#### Your assignment:
Could you retype all of the entries below word for word?

#### Listed records:
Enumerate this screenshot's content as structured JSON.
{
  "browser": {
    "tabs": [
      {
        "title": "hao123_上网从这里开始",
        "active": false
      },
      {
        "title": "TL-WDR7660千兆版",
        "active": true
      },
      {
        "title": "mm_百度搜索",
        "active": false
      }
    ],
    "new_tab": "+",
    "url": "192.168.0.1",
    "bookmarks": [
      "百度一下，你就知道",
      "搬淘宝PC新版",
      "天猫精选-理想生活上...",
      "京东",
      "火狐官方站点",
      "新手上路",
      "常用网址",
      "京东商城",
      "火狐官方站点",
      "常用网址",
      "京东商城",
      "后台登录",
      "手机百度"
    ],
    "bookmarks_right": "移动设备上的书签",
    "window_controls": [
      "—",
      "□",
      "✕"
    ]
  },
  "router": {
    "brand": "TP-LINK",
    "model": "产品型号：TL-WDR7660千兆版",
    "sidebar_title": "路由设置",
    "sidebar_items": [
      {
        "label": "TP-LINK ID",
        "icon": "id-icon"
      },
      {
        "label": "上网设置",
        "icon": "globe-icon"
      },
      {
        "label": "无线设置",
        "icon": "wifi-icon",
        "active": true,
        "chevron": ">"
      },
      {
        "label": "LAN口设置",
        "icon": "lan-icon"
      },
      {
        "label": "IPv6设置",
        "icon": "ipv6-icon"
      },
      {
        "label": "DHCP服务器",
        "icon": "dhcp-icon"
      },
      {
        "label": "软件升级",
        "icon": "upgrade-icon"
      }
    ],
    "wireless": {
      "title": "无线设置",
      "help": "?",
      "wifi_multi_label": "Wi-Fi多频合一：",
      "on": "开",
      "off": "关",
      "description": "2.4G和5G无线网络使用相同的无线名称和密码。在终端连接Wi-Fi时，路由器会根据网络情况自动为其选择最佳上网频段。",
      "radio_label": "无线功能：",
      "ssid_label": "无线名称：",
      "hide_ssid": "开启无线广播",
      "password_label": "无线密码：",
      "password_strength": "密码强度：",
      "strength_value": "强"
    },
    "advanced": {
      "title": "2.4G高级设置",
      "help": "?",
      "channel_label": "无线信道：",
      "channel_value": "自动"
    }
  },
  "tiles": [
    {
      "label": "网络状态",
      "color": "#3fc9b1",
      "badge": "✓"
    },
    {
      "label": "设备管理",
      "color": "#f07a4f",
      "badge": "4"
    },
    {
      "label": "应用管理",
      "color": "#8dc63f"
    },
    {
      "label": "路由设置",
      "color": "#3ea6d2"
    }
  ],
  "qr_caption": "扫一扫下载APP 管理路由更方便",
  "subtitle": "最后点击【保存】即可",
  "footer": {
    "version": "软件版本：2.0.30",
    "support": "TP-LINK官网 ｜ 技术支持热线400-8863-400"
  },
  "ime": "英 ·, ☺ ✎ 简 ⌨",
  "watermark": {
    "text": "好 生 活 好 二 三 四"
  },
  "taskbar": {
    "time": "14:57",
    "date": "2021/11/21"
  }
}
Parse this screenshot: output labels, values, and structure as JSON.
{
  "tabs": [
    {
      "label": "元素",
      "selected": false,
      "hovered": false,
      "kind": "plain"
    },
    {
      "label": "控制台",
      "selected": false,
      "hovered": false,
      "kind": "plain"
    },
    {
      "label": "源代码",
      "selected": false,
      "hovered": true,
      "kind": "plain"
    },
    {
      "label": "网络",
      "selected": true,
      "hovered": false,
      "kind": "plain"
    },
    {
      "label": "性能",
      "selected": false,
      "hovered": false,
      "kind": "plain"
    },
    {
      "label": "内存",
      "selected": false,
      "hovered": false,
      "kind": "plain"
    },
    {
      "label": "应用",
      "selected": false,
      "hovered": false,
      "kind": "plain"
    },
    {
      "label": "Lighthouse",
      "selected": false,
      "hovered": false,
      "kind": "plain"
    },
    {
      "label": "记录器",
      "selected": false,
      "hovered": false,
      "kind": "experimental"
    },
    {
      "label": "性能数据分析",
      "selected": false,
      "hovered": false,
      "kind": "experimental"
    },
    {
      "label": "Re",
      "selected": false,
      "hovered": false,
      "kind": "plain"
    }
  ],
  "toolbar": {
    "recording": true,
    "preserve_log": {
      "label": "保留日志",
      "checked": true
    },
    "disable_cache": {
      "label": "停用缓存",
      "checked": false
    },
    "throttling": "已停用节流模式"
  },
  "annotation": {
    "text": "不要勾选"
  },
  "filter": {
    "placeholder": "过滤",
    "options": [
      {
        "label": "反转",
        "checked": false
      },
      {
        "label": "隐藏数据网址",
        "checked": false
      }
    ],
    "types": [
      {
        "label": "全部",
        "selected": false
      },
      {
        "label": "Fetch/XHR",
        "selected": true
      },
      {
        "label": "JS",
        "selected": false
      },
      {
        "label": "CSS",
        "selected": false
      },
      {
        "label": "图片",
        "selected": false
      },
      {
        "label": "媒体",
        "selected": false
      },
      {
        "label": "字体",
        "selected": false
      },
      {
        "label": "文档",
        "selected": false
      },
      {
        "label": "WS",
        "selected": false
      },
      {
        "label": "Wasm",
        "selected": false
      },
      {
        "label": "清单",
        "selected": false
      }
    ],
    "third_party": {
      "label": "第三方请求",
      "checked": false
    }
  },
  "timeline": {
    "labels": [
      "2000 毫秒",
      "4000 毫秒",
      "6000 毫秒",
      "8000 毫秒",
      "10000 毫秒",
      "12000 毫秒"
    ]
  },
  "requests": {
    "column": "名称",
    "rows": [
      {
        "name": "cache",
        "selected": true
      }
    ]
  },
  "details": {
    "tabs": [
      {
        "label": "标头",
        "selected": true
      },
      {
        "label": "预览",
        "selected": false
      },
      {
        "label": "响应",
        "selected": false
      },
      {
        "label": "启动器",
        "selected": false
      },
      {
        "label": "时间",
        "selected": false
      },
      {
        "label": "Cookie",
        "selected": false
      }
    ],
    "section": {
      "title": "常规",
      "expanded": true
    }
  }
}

#### Response to this exercise:
Enumerate this screenshot's content as structured JSON.
{
  "browser": {
    "tabs": [
      {
        "title": "hao123_上网从这里开始",
        "active": false
      },
      {
        "title": "TL-WDR7660千兆版",
        "active": true
      },
      {
        "title": "mm_百度搜索",
        "active": false
      }
    ],
    "new_tab": "+",
    "url": "192.168.0.1",
    "bookmarks": [
      "百度一下，你就知道",
      "搬淘宝PC新版",
      "天猫精选-理想生活上...",
      "京东",
      "火狐官方站点",
      "新手上路",
      "常用网址",
      "京东商城",
      "火狐官方站点",
      "常用网址",
      "京东商城",
      "后台登录",
      "手机百度"
    ],
    "bookmarks_right": "移动设备上的书签",
    "window_controls": [
      "—",
      "□",
      "✕"
    ]
  },
  "router": {
    "brand": "TP-LINK",
    "model": "产品型号：TL-WDR7660千兆版",
    "sidebar_title": "路由设置",
    "sidebar_items": [
      {
        "label": "TP-LINK ID",
        "icon": "id-icon"
      },
      {
        "label": "上网设置",
        "icon": "globe-icon"
      },
      {
        "label": "无线设置",
        "icon": "wifi-icon",
        "active": true,
        "chevron": ">"
      },
      {
        "label": "LAN口设置",
        "icon": "lan-icon"
      },
      {
        "label": "IPv6设置",
        "icon": "ipv6-icon"
      },
      {
        "label": "DHCP服务器",
        "icon": "dhcp-icon"
      },
      {
        "label": "软件升级",
        "icon": "upgrade-icon"
      }
    ],
    "wireless": {
      "title": "无线设置",
      "help": "?",
      "wifi_multi_label": "Wi-Fi多频合一：",
      "on": "开",
      "off": "关",
      "description": "2.4G和5G无线网络使用相同的无线名称和密码。在终端连接Wi-Fi时，路由器会根据网络情况自动为其选择最佳上网频段。",
      "radio_label": "无线功能：",
      "ssid_label": "无线名称：",
      "hide_ssid": "开启无线广播",
      "password_label": "无线密码：",
      "password_strength": "密码强度：",
      "strength_value": "强"
    },
    "advanced": {
      "title": "2.4G高级设置",
      "help": "?",
      "channel_label": "无线信道：",
      "channel_value": "自动"
    }
  },
  "tiles": [
    {
      "label": "网络状态",
      "color": "#3fc9b1",
      "badge": "✓"
    },
    {
      "label": "设备管理",
      "color": "#f07a4f",
      "badge": "4"
    },
    {
      "label": "应用管理",
      "color": "#8dc63f"
    },
    {
      "label": "路由设置",
      "color": "#3ea6d2"
    }
  ],
  "qr_caption": "扫一扫下载APP 管理路由更方便",
  "subtitle": "最后点击【保存】即可",
  "footer": {
    "version": "软件版本：2.0.30",
    "support": "TP-LINK官网 ｜ 技术支持热线400-8863-400"
  },
  "ime": "英 ·, ☺ ✎ 简 ⌨",
  "watermark": {
    "text": "好 生 活 好 二 三 四"
  },
  "taskbar": {
    "time": "14:57",
    "date": "2021/11/21"
  }
}
Parse this screenshot: output labels, values, and structure as JSON.
{
  "tabs": [
    {
      "label": "元素",
      "selected": false,
      "hovered": false,
      "kind": "plain"
    },
    {
      "label": "控制台",
      "selected": false,
      "hovered": false,
      "kind": "plain"
    },
    {
      "label": "源代码",
      "selected": false,
      "hovered": true,
      "kind": "plain"
    },
    {
      "label": "网络",
      "selected": true,
      "hovered": false,
      "kind": "plain"
    },
    {
      "label": "性能",
      "selected": false,
      "hovered": false,
      "kind": "plain"
    },
    {
      "label": "内存",
      "selected": false,
      "hovered": false,
      "kind": "plain"
    },
    {
      "label": "应用",
      "selected": false,
      "hovered": false,
      "kind": "plain"
    },
    {
      "label": "Lighthouse",
      "selected": false,
      "hovered": false,
      "kind": "plain"
    },
    {
      "label": "记录器",
      "selected": false,
      "hovered": false,
      "kind": "experimental"
    },
    {
      "label": "性能数据分析",
      "selected": false,
      "hovered": false,
      "kind": "experimental"
    },
    {
      "label": "Re",
      "selected": false,
      "hovered": false,
      "kind": "plain"
    }
  ],
  "toolbar": {
    "recording": true,
    "preserve_log": {
      "label": "保留日志",
      "checked": true
    },
    "disable_cache": {
      "label": "停用缓存",
      "checked": false
    },
    "throttling": "已停用节流模式"
  },
  "annotation": {
    "text": "不要勾选"
  },
  "filter": {
    "placeholder": "过滤",
    "options": [
      {
        "label": "反转",
        "checked": false
      },
      {
        "label": "隐藏数据网址",
        "checked": false
      }
    ],
    "types": [
      {
        "label": "全部",
        "selected": false
      },
      {
        "label": "Fetch/XHR",
        "selected": true
      },
      {
        "label": "JS",
        "selected": false
      },
      {
        "label": "CSS",
        "selected": false
      },
      {
        "label": "图片",
        "selected": false
      },
      {
        "label": "媒体",
        "selected": false
      },
      {
        "label": "字体",
        "selected": false
      },
      {
        "label": "文档",
        "selected": false
      },
      {
        "label": "WS",
        "selected": false
      },
      {
        "label": "Wasm",
        "selected": false
      },
      {
        "label": "清单",
        "selected": false
      }
    ],
    "third_party": {
      "label": "第三方请求",
      "checked": false
    }
  },
  "timeline": {
    "labels": [
      "2000 毫秒",
      "4000 毫秒",
      "6000 毫秒",
      "8000 毫秒",
      "10000 毫秒",
      "12000 毫秒"
    ]
  },
  "requests": {
    "column": "名称",
    "rows": [
      {
        "name": "cache",
        "selected": true
      }
    ]
  },
  "details": {
    "tabs": [
      {
        "label": "标头",
        "selected": true
      },
      {
        "label": "预览",
        "selected": false
      },
      {
        "label": "响应",
        "selected": false
      },
      {
        "label": "启动器",
        "selected": false
      },
      {
        "label": "时间",
        "selected": false
      },
      {
        "label": "Cookie",
        "selected": false
      }
    ],
    "section": {
      "title": "常规",
      "expanded": true
    }
  }
}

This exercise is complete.